Data for this exercise START
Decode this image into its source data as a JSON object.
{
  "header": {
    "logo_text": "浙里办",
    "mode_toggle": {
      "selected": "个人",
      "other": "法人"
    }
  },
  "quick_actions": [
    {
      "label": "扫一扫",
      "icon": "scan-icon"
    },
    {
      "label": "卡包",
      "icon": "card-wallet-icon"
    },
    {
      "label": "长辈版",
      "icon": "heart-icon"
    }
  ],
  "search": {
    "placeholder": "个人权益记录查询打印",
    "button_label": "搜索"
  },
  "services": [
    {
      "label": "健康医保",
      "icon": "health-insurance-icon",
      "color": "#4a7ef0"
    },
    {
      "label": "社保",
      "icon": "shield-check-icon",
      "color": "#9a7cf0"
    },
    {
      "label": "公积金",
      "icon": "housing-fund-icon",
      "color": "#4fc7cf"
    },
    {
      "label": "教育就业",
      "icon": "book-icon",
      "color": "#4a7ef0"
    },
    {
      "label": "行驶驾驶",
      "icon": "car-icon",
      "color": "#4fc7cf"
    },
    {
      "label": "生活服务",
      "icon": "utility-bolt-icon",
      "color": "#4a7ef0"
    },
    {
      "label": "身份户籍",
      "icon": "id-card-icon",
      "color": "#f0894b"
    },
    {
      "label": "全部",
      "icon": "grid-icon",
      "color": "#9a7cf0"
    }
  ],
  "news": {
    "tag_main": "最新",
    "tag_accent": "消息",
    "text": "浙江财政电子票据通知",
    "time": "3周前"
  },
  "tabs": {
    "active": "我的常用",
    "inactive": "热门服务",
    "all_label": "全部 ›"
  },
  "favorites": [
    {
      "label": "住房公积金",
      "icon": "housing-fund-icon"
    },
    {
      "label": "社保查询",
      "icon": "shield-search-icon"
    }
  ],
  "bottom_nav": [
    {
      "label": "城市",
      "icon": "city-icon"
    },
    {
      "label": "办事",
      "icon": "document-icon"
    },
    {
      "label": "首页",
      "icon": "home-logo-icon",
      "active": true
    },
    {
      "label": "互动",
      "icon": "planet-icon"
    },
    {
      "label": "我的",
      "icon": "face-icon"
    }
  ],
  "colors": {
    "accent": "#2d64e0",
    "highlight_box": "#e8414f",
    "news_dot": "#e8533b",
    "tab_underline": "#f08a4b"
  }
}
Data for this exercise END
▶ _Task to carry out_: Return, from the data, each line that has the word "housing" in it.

▶ _Solution for this exercise_:
      "icon": "housing-fund-icon",
      "icon": "housing-fund-icon"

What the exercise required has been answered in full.